§ ENTRIES PROVIDED
------------------------

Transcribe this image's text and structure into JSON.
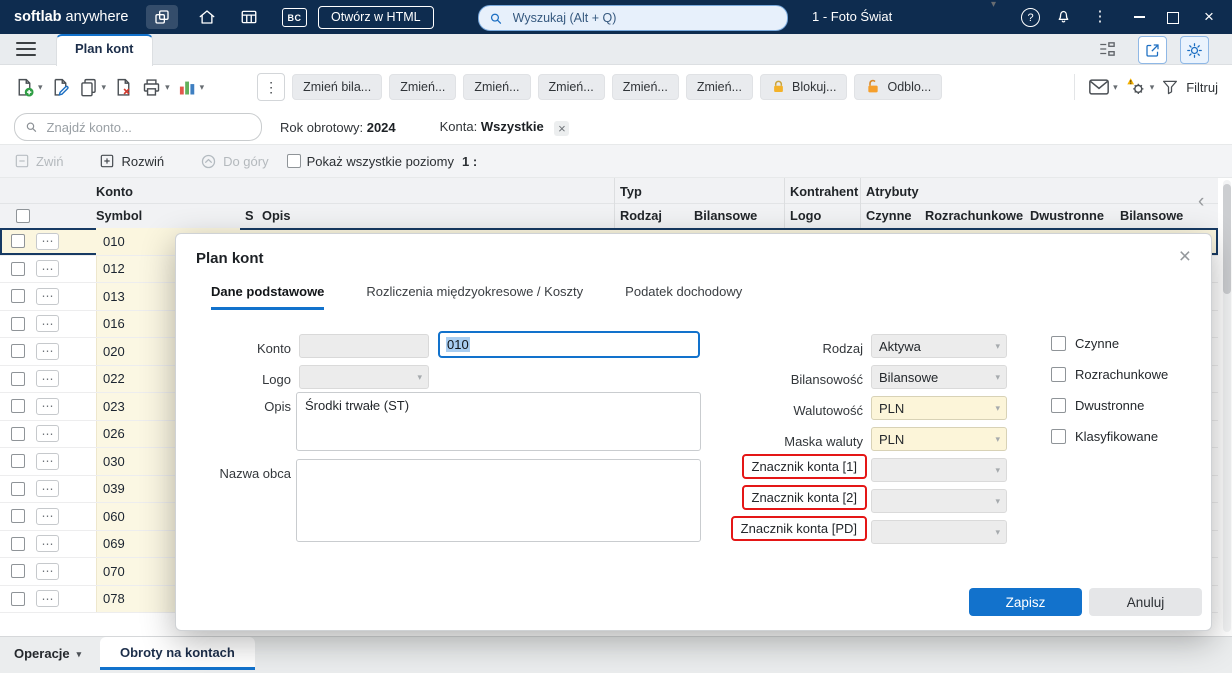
{
  "icons": {
    "kebab": "⋮",
    "row_ellipsis": "⋯",
    "chevron_down": "▾",
    "close_x": "×",
    "window_close": "×",
    "help": "?",
    "collapse_left": "‹",
    "filter_remove": "×",
    "bc": "BC"
  },
  "topbar": {
    "brand_primary": "softlab",
    "brand_secondary": " anywhere",
    "open_html_button": "Otwórz w HTML",
    "search_placeholder": "Wyszukaj (Alt + Q)",
    "company": "1 - Foto Świat"
  },
  "tabbar": {
    "active_tab": "Plan kont"
  },
  "toolbar": {
    "zmien_buttons": [
      "Zmień bila...",
      "Zmień...",
      "Zmień...",
      "Zmień...",
      "Zmień...",
      "Zmień..."
    ],
    "lock_button": "Blokuj...",
    "unlock_button": "Odblo...",
    "filter_button": "Filtruj"
  },
  "filters": {
    "search_placeholder": "Znajdź konto...",
    "year_label": "Rok obrotowy:",
    "year_value": "2024",
    "accounts_label": "Konta:",
    "accounts_value": "Wszystkie"
  },
  "gridbar": {
    "collapse": "Zwiń",
    "expand": "Rozwiń",
    "to_top": "Do góry",
    "show_all_levels": "Pokaż wszystkie poziomy",
    "level": "1 :"
  },
  "table": {
    "group_headers": {
      "konto": "Konto",
      "typ": "Typ",
      "kontrahent": "Kontrahent",
      "atrybuty": "Atrybuty"
    },
    "columns": [
      "Symbol",
      "S",
      "Opis",
      "Rodzaj",
      "Bilansowe",
      "Logo",
      "Czynne",
      "Rozrachunkowe",
      "Dwustronne",
      "Bilansowe"
    ],
    "rows": [
      "010",
      "012",
      "013",
      "016",
      "020",
      "022",
      "023",
      "026",
      "030",
      "039",
      "060",
      "069",
      "070",
      "078"
    ],
    "selected_symbol": "010"
  },
  "modal": {
    "title": "Plan kont",
    "tabs": [
      "Dane podstawowe",
      "Rozliczenia międzyokresowe / Koszty",
      "Podatek dochodowy"
    ],
    "active_tab": "Dane podstawowe",
    "fields": {
      "konto_label": "Konto",
      "konto_value": "010",
      "logo_label": "Logo",
      "opis_label": "Opis",
      "opis_value": "Środki trwałe (ST)",
      "nazwa_obca_label": "Nazwa obca",
      "rodzaj_label": "Rodzaj",
      "rodzaj_value": "Aktywa",
      "bilansowosc_label": "Bilansowość",
      "bilansowosc_value": "Bilansowe",
      "walutowosc_label": "Walutowość",
      "walutowosc_value": "PLN",
      "maska_waluty_label": "Maska waluty",
      "maska_waluty_value": "PLN",
      "znacznik_1_label": "Znacznik konta [1]",
      "znacznik_2_label": "Znacznik konta [2]",
      "znacznik_pd_label": "Znacznik konta [PD]"
    },
    "checkboxes": [
      "Czynne",
      "Rozrachunkowe",
      "Dwustronne",
      "Klasyfikowane"
    ],
    "save_button": "Zapisz",
    "cancel_button": "Anuluj"
  },
  "bottombar": {
    "operations": "Operacje",
    "active_tab": "Obroty na kontach"
  },
  "colors": {
    "topbar_bg": "#0e2c4f",
    "accent_blue": "#1272cc",
    "row_highlight": "#fbf7e3",
    "annotation_red": "#e41616",
    "lock_yellow": "#f3b229",
    "lock_orange": "#f59f2c"
  }
}
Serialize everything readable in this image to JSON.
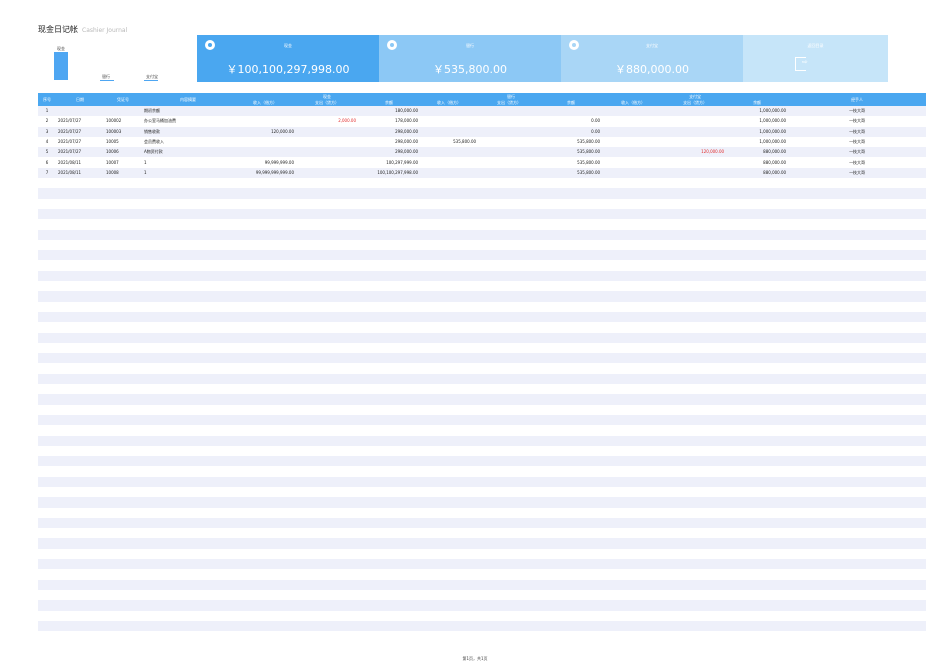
{
  "title": {
    "main": "现金日记帐",
    "sub": "Cashier Journal"
  },
  "mini_chart": {
    "bars": [
      {
        "label": "现金",
        "value": 100100297998.0
      },
      {
        "label": "银行",
        "value": 535800.0
      },
      {
        "label": "支付宝",
        "value": 880000.0
      }
    ],
    "color": "#4ea6f2"
  },
  "cards": {
    "cash": {
      "title": "现金",
      "value": "￥100,100,297,998.00",
      "icon": "money-bag-icon"
    },
    "bank": {
      "title": "银行",
      "value": "￥535,800.00",
      "icon": "bank-icon"
    },
    "alipay": {
      "title": "支付宝",
      "value": "￥880,000.00",
      "icon": "alipay-icon"
    },
    "back": {
      "title": "返回目录",
      "icon": "logout-icon"
    }
  },
  "table": {
    "headers": {
      "seq": "序号",
      "date": "日期",
      "voucher": "凭证号",
      "summary": "内容摘要",
      "cash": "现金",
      "bank": "银行",
      "alipay": "支付宝",
      "handler": "经手人",
      "income": "收入（借方）",
      "expense": "支出（贷方）",
      "balance": "余额"
    },
    "rows": [
      [
        "1",
        "",
        "",
        "期初余额",
        "",
        "",
        "180,000.00",
        "",
        "",
        "",
        "",
        "",
        "1,000,000.00",
        "一枝大哥"
      ],
      [
        "2",
        "2021/07/27",
        "100002",
        "办公室马桶加油费",
        "",
        "2,000.00",
        "178,000.00",
        "",
        "",
        "0.00",
        "",
        "",
        "1,000,000.00",
        "一枝大哥"
      ],
      [
        "3",
        "2021/07/27",
        "100003",
        "销售收款",
        "120,000.00",
        "",
        "298,000.00",
        "",
        "",
        "0.00",
        "",
        "",
        "1,000,000.00",
        "一枝大哥"
      ],
      [
        "4",
        "2021/07/27",
        "10005",
        "会员费收入",
        "",
        "",
        "298,000.00",
        "535,800.00",
        "",
        "535,800.00",
        "",
        "",
        "1,000,000.00",
        "一枝大哥"
      ],
      [
        "5",
        "2021/07/27",
        "10006",
        "A物资付款",
        "",
        "",
        "298,000.00",
        "",
        "",
        "535,800.00",
        "",
        "120,000.00",
        "880,000.00",
        "一枝大哥"
      ],
      [
        "6",
        "2021/08/11",
        "10007",
        "1",
        "99,999,999.00",
        "",
        "100,297,999.00",
        "",
        "",
        "535,800.00",
        "",
        "",
        "880,000.00",
        "一枝大哥"
      ],
      [
        "7",
        "2021/08/11",
        "10008",
        "1",
        "99,999,999,999.00",
        "",
        "100,100,297,998.00",
        "",
        "",
        "535,800.00",
        "",
        "",
        "880,000.00",
        "一枝大哥"
      ]
    ],
    "red_cells": [
      [
        1,
        5
      ],
      [
        4,
        11
      ]
    ]
  },
  "footer": "第1页，共1页"
}
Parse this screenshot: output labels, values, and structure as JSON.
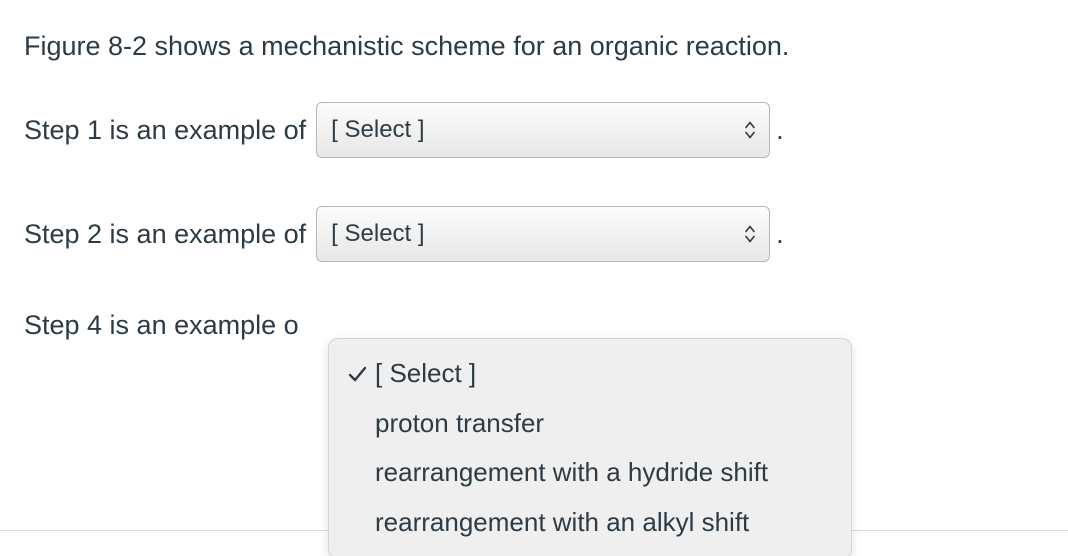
{
  "intro": "Figure 8-2 shows a mechanistic scheme for an organic reaction.",
  "period": ".",
  "rows": {
    "r1": {
      "label": "Step 1 is an example of",
      "select": "[ Select ]"
    },
    "r2": {
      "label": "Step 2 is an example of",
      "select": "[ Select ]"
    },
    "r3": {
      "label": "Step 4 is an example o"
    }
  },
  "dropdown": {
    "items": [
      {
        "label": "[ Select ]",
        "checked": true
      },
      {
        "label": "proton transfer",
        "checked": false
      },
      {
        "label": "rearrangement with a hydride shift",
        "checked": false
      },
      {
        "label": "rearrangement with an alkyl shift",
        "checked": false
      }
    ]
  }
}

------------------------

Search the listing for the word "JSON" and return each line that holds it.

§ SOLUTION TO THIS TASK
Transcribe this image's text and structure into JSON.
Serialize everything readable in this image to JSON.
Parse this screenshot: output labels, values, and structure as JSON.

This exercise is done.